___ Raw data

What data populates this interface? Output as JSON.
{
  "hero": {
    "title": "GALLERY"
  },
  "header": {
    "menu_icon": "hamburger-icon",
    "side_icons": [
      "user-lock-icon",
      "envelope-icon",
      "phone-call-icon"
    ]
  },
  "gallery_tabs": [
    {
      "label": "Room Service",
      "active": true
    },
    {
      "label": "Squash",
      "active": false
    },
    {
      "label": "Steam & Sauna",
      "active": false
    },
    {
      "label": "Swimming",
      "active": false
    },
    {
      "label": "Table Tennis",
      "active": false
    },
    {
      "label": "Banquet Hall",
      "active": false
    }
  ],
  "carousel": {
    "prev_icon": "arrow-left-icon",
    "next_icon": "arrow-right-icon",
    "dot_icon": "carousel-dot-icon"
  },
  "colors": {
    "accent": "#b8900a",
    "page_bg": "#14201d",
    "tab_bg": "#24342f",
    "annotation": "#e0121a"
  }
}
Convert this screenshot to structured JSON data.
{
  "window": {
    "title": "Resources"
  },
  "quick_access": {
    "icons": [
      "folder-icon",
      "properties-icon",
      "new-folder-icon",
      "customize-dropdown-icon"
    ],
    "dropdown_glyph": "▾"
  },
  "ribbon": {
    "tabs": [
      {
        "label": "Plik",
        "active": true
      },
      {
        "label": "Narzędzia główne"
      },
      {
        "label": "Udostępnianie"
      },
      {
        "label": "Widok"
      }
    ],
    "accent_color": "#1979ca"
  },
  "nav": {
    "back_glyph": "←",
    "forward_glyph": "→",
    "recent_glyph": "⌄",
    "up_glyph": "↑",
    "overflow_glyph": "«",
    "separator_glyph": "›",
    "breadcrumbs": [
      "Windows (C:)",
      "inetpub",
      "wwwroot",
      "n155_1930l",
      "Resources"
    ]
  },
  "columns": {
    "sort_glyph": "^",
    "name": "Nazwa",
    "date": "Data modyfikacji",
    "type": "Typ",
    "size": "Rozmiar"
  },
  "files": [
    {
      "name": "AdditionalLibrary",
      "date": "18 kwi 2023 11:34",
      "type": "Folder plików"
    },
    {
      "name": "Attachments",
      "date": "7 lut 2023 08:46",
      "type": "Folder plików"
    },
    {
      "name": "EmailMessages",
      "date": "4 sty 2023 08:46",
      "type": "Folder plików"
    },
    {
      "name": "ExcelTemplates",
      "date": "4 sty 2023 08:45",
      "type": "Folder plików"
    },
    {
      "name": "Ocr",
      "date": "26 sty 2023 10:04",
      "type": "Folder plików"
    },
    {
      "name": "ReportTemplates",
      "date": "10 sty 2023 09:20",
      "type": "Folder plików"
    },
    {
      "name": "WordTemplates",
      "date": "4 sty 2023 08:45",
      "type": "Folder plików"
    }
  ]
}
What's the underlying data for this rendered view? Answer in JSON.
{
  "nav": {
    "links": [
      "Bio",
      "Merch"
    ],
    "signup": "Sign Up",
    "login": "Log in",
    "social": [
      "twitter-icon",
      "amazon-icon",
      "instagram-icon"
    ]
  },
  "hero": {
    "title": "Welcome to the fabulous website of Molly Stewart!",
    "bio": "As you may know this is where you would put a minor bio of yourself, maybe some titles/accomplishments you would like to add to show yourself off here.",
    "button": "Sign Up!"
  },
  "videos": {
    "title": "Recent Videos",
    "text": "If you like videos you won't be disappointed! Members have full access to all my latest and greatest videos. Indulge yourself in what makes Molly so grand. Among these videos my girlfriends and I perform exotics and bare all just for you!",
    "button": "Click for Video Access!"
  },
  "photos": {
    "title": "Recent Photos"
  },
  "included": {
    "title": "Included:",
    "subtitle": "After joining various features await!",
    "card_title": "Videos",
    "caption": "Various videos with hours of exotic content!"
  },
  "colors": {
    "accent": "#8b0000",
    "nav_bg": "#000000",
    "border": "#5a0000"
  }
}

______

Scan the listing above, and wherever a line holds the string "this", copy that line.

What data populates this interface? Output as JSON.
Convert this screenshot to structured JSON data.
What's the underlying data for this rendered view? Answer in JSON.
    "bio": "As you may know this is where you would put a minor bio of yourself, maybe some titles/accomplishments you would like to add to show yourself off here.",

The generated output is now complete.